Entries from a dataset of interfaces:

--

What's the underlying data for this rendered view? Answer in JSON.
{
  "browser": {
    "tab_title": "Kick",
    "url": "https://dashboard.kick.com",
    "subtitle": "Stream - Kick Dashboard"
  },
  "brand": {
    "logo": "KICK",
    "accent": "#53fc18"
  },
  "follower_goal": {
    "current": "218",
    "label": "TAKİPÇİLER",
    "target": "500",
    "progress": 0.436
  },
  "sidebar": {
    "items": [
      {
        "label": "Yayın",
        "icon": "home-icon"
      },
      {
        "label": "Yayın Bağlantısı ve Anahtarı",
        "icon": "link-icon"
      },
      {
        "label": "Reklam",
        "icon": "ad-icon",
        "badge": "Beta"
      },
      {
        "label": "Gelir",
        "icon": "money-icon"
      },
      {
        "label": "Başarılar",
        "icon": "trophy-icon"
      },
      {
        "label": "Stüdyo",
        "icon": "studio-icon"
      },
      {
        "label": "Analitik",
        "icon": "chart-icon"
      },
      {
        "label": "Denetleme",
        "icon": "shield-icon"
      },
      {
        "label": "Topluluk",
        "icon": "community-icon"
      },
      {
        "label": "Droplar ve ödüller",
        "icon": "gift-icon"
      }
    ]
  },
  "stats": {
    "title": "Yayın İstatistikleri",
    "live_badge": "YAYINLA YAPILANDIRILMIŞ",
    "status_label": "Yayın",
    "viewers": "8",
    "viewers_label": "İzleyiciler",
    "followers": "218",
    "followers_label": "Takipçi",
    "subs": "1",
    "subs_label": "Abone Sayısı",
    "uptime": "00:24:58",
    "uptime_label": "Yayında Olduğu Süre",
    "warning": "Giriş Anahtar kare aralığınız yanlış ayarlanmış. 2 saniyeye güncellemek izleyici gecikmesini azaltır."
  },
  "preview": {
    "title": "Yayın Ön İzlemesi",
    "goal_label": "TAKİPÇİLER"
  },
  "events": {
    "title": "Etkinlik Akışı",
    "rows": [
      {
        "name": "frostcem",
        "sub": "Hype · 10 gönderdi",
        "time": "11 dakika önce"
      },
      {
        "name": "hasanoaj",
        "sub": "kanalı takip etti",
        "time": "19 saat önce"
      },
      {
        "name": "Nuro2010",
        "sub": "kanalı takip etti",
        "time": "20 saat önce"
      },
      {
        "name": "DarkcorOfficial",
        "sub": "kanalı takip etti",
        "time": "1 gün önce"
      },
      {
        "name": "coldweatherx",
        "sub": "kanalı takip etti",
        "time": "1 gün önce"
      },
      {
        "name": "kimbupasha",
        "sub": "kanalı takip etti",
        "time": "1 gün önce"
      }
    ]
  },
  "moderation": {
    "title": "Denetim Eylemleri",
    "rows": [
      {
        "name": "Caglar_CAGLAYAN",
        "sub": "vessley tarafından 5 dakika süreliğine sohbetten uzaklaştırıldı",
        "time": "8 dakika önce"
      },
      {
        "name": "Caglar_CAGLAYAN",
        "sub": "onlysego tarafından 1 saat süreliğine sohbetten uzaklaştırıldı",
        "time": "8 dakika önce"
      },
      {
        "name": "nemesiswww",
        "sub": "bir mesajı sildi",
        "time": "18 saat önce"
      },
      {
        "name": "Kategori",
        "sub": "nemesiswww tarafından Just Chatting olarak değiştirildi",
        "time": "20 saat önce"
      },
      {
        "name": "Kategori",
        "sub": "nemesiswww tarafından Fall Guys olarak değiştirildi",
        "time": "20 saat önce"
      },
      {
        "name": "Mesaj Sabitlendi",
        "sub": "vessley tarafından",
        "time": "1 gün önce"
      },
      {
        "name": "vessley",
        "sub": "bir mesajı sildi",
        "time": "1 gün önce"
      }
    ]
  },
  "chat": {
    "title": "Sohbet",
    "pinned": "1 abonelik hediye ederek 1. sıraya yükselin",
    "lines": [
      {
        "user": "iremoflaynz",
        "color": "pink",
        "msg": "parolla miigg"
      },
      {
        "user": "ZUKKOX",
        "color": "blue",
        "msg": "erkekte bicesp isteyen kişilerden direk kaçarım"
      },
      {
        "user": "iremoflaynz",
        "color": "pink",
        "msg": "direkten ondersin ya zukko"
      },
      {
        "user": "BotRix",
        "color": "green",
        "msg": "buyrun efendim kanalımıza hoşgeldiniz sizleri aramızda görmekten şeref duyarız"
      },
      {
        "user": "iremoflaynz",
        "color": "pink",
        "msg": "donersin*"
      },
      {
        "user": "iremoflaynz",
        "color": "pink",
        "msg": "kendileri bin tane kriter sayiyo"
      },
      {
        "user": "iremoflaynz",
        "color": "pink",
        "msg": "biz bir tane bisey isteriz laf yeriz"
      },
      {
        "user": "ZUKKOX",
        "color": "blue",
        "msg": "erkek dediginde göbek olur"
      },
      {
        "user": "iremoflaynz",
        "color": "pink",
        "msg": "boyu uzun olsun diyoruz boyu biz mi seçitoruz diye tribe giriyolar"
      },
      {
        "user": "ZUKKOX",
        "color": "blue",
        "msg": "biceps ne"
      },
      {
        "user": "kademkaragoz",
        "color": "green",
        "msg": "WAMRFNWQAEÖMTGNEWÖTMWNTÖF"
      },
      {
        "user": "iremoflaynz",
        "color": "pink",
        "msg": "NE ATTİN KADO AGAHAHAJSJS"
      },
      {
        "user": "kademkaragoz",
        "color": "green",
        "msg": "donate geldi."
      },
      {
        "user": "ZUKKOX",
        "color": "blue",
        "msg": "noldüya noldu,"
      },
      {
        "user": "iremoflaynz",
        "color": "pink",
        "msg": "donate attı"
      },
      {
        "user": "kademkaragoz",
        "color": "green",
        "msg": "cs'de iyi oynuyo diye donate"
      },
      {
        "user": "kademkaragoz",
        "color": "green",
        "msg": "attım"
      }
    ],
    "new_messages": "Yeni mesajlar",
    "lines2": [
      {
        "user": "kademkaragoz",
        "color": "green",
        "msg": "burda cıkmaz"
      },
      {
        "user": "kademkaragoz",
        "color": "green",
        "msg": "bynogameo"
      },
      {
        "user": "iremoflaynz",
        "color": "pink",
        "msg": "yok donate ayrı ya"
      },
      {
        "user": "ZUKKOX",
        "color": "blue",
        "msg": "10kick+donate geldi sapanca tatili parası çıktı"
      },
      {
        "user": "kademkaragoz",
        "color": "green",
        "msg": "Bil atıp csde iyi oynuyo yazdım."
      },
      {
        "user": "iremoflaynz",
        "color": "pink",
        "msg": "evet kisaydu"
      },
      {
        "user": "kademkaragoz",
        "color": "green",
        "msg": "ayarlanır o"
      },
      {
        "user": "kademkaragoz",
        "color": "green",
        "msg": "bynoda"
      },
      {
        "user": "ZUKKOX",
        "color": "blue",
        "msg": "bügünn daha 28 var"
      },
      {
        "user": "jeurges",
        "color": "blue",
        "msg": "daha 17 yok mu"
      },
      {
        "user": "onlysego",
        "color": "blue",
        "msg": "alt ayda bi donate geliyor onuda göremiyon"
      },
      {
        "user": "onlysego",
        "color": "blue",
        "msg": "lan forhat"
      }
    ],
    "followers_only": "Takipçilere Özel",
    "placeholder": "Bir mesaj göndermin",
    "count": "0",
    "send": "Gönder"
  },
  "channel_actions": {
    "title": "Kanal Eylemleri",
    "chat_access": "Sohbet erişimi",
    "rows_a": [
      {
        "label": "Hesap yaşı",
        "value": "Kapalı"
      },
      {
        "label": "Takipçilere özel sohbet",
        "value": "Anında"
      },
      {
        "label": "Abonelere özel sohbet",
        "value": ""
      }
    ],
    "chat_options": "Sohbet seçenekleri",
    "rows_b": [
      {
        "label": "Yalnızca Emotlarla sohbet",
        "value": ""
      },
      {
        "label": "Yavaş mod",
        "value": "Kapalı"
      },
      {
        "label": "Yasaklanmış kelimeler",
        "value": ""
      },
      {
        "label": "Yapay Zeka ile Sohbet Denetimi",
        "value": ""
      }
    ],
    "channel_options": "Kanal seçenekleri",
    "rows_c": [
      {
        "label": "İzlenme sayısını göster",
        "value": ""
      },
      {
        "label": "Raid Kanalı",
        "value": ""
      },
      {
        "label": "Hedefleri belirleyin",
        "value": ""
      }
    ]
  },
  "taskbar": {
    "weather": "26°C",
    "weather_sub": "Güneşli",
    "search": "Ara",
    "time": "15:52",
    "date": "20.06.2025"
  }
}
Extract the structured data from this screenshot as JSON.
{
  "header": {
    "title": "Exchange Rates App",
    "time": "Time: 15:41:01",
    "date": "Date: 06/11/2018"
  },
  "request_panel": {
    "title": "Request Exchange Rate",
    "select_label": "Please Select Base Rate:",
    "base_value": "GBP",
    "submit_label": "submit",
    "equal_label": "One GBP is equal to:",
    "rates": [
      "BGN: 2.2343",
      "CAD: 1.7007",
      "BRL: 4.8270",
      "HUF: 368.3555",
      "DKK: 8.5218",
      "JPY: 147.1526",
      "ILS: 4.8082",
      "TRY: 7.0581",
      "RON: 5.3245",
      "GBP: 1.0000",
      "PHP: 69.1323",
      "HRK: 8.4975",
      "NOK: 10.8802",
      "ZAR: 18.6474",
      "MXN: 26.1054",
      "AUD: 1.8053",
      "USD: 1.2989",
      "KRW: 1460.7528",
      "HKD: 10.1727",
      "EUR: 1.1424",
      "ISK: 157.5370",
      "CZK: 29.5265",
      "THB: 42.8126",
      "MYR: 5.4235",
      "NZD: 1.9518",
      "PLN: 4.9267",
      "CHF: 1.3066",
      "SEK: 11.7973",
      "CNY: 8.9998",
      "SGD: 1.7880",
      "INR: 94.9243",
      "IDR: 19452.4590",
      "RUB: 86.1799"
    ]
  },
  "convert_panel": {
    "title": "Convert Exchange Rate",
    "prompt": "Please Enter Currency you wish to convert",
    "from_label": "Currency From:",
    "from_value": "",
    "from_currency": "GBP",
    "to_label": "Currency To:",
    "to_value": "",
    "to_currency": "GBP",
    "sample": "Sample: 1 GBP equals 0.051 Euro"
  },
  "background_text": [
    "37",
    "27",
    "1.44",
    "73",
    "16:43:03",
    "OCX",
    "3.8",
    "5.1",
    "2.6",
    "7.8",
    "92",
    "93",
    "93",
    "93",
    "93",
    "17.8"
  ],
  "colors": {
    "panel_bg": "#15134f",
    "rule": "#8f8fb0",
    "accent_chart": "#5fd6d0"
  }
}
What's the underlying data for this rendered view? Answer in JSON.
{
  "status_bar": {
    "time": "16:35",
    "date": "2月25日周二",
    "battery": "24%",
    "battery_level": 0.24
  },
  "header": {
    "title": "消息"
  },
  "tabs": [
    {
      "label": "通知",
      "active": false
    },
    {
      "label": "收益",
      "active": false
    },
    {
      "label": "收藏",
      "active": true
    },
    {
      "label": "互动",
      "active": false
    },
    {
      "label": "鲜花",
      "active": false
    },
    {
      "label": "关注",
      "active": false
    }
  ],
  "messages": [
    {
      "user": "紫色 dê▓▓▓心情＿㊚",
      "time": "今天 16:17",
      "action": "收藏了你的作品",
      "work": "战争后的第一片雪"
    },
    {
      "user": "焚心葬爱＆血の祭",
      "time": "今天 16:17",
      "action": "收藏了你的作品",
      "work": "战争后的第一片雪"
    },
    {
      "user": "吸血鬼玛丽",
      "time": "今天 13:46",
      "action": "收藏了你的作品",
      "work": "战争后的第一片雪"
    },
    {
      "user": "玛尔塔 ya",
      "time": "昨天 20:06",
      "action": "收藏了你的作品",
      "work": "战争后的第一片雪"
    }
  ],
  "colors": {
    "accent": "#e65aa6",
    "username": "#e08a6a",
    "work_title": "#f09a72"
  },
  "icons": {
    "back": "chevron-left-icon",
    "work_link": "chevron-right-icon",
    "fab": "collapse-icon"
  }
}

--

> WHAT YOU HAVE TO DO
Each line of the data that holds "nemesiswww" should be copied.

> SOLVED EXERCISE
        "name": "nemesiswww",
        "sub": "nemesiswww tarafından Just Chatting olarak değiştirildi",
        "sub": "nemesiswww tarafından Fall Guys olarak değiştirildi",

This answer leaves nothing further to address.